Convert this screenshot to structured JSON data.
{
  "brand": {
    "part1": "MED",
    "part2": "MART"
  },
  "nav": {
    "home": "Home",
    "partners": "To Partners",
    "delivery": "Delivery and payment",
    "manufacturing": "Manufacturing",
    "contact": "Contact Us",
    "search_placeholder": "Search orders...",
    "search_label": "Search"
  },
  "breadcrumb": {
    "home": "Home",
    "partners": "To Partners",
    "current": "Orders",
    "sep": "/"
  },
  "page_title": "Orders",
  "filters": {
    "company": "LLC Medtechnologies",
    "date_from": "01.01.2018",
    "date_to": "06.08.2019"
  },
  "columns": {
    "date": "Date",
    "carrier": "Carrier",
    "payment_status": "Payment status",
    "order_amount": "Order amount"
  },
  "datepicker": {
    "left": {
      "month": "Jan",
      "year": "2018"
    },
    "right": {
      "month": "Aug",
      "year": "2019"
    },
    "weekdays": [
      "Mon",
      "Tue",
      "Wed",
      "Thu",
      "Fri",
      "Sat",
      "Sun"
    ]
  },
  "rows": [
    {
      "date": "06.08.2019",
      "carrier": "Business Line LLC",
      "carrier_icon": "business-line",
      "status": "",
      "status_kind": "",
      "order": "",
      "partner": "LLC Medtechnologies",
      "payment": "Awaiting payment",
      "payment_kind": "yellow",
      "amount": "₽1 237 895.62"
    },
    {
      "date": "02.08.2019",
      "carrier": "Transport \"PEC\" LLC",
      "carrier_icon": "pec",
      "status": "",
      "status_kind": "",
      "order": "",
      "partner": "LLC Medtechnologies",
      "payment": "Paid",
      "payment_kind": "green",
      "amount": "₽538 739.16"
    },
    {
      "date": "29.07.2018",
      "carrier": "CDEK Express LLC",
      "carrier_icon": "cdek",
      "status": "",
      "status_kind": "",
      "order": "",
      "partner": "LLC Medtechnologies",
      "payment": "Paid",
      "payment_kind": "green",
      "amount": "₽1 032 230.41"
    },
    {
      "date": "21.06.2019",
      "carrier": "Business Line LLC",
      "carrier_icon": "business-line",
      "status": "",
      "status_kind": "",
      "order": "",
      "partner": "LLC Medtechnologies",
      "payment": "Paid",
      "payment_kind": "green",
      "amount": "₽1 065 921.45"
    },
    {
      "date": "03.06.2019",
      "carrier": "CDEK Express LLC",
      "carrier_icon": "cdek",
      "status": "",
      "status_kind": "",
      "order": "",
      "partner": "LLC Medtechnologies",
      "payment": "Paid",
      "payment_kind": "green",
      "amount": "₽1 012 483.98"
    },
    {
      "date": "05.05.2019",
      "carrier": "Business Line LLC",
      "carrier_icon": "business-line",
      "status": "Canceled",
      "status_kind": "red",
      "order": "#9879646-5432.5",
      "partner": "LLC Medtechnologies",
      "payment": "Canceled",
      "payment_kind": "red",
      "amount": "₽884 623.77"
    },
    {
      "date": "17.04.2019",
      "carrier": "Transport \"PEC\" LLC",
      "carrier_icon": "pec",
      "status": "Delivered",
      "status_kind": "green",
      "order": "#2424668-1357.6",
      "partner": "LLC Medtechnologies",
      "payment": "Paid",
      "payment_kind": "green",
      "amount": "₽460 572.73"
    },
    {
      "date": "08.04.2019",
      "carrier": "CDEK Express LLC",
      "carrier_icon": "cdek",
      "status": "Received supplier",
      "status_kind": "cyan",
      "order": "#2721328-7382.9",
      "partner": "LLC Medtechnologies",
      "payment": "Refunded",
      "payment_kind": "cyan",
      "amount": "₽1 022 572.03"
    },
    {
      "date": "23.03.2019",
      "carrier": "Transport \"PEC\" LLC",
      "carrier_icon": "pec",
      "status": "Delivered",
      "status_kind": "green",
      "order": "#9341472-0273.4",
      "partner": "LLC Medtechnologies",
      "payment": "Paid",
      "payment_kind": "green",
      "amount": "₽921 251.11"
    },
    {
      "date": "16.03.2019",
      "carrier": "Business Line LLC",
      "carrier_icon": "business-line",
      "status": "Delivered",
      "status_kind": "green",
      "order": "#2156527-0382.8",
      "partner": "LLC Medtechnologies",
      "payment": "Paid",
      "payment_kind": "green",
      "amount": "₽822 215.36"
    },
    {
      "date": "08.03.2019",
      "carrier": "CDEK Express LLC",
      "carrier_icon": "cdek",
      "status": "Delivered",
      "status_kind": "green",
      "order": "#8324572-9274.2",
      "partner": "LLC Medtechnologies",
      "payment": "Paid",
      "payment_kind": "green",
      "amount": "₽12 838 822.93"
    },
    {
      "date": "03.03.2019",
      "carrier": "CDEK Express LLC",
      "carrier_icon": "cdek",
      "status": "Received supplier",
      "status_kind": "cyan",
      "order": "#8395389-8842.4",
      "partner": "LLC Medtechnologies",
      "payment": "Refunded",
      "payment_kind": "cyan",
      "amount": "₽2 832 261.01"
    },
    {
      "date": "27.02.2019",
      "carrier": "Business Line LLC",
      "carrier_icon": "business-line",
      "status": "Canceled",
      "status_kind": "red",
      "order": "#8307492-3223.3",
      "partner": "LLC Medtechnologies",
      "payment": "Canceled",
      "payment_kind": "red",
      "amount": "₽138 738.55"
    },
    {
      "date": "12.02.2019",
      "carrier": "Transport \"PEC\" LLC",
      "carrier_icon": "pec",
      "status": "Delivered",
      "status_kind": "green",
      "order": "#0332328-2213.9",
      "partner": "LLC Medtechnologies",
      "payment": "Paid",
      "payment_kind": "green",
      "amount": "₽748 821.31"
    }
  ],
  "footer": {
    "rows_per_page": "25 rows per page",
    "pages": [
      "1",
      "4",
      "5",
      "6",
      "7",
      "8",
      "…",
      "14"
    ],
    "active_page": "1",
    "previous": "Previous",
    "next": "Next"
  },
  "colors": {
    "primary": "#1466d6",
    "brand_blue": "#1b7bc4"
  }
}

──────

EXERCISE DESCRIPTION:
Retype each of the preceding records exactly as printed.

TASK SOLUTION:
Convert this screenshot to structured JSON data.
{
  "brand": {
    "part1": "MED",
    "part2": "MART"
  },
  "nav": {
    "home": "Home",
    "partners": "To Partners",
    "delivery": "Delivery and payment",
    "manufacturing": "Manufacturing",
    "contact": "Contact Us",
    "search_placeholder": "Search orders...",
    "search_label": "Search"
  },
  "breadcrumb": {
    "home": "Home",
    "partners": "To Partners",
    "current": "Orders",
    "sep": "/"
  },
  "page_title": "Orders",
  "filters": {
    "company": "LLC Medtechnologies",
    "date_from": "01.01.2018",
    "date_to": "06.08.2019"
  },
  "columns": {
    "date": "Date",
    "carrier": "Carrier",
    "payment_status": "Payment status",
    "order_amount": "Order amount"
  },
  "datepicker": {
    "left": {
      "month": "Jan",
      "year": "2018"
    },
    "right": {
      "month": "Aug",
      "year": "2019"
    },
    "weekdays": [
      "Mon",
      "Tue",
      "Wed",
      "Thu",
      "Fri",
      "Sat",
      "Sun"
    ]
  },
  "rows": [
    {
      "date": "06.08.2019",
      "carrier": "Business Line LLC",
      "carrier_icon": "business-line",
      "status": "",
      "status_kind": "",
      "order": "",
      "partner": "LLC Medtechnologies",
      "payment": "Awaiting payment",
      "payment_kind": "yellow",
      "amount": "₽1 237 895.62"
    },
    {
      "date": "02.08.2019",
      "carrier": "Transport \"PEC\" LLC",
      "carrier_icon": "pec",
      "status": "",
      "status_kind": "",
      "order": "",
      "partner": "LLC Medtechnologies",
      "payment": "Paid",
      "payment_kind": "green",
      "amount": "₽538 739.16"
    },
    {
      "date": "29.07.2018",
      "carrier": "CDEK Express LLC",
      "carrier_icon": "cdek",
      "status": "",
      "status_kind": "",
      "order": "",
      "partner": "LLC Medtechnologies",
      "payment": "Paid",
      "payment_kind": "green",
      "amount": "₽1 032 230.41"
    },
    {
      "date": "21.06.2019",
      "carrier": "Business Line LLC",
      "carrier_icon": "business-line",
      "status": "",
      "status_kind": "",
      "order": "",
      "partner": "LLC Medtechnologies",
      "payment": "Paid",
      "payment_kind": "green",
      "amount": "₽1 065 921.45"
    },
    {
      "date": "03.06.2019",
      "carrier": "CDEK Express LLC",
      "carrier_icon": "cdek",
      "status": "",
      "status_kind": "",
      "order": "",
      "partner": "LLC Medtechnologies",
      "payment": "Paid",
      "payment_kind": "green",
      "amount": "₽1 012 483.98"
    },
    {
      "date": "05.05.2019",
      "carrier": "Business Line LLC",
      "carrier_icon": "business-line",
      "status": "Canceled",
      "status_kind": "red",
      "order": "#9879646-5432.5",
      "partner": "LLC Medtechnologies",
      "payment": "Canceled",
      "payment_kind": "red",
      "amount": "₽884 623.77"
    },
    {
      "date": "17.04.2019",
      "carrier": "Transport \"PEC\" LLC",
      "carrier_icon": "pec",
      "status": "Delivered",
      "status_kind": "green",
      "order": "#2424668-1357.6",
      "partner": "LLC Medtechnologies",
      "payment": "Paid",
      "payment_kind": "green",
      "amount": "₽460 572.73"
    },
    {
      "date": "08.04.2019",
      "carrier": "CDEK Express LLC",
      "carrier_icon": "cdek",
      "status": "Received supplier",
      "status_kind": "cyan",
      "order": "#2721328-7382.9",
      "partner": "LLC Medtechnologies",
      "payment": "Refunded",
      "payment_kind": "cyan",
      "amount": "₽1 022 572.03"
    },
    {
      "date": "23.03.2019",
      "carrier": "Transport \"PEC\" LLC",
      "carrier_icon": "pec",
      "status": "Delivered",
      "status_kind": "green",
      "order": "#9341472-0273.4",
      "partner": "LLC Medtechnologies",
      "payment": "Paid",
      "payment_kind": "green",
      "amount": "₽921 251.11"
    },
    {
      "date": "16.03.2019",
      "carrier": "Business Line LLC",
      "carrier_icon": "business-line",
      "status": "Delivered",
      "status_kind": "green",
      "order": "#2156527-0382.8",
      "partner": "LLC Medtechnologies",
      "payment": "Paid",
      "payment_kind": "green",
      "amount": "₽822 215.36"
    },
    {
      "date": "08.03.2019",
      "carrier": "CDEK Express LLC",
      "carrier_icon": "cdek",
      "status": "Delivered",
      "status_kind": "green",
      "order": "#8324572-9274.2",
      "partner": "LLC Medtechnologies",
      "payment": "Paid",
      "payment_kind": "green",
      "amount": "₽12 838 822.93"
    },
    {
      "date": "03.03.2019",
      "carrier": "CDEK Express LLC",
      "carrier_icon": "cdek",
      "status": "Received supplier",
      "status_kind": "cyan",
      "order": "#8395389-8842.4",
      "partner": "LLC Medtechnologies",
      "payment": "Refunded",
      "payment_kind": "cyan",
      "amount": "₽2 832 261.01"
    },
    {
      "date": "27.02.2019",
      "carrier": "Business Line LLC",
      "carrier_icon": "business-line",
      "status": "Canceled",
      "status_kind": "red",
      "order": "#8307492-3223.3",
      "partner": "LLC Medtechnologies",
      "payment": "Canceled",
      "payment_kind": "red",
      "amount": "₽138 738.55"
    },
    {
      "date": "12.02.2019",
      "carrier": "Transport \"PEC\" LLC",
      "carrier_icon": "pec",
      "status": "Delivered",
      "status_kind": "green",
      "order": "#0332328-2213.9",
      "partner": "LLC Medtechnologies",
      "payment": "Paid",
      "payment_kind": "green",
      "amount": "₽748 821.31"
    }
  ],
  "footer": {
    "rows_per_page": "25 rows per page",
    "pages": [
      "1",
      "4",
      "5",
      "6",
      "7",
      "8",
      "…",
      "14"
    ],
    "active_page": "1",
    "previous": "Previous",
    "next": "Next"
  },
  "colors": {
    "primary": "#1466d6",
    "brand_blue": "#1b7bc4"
  }
}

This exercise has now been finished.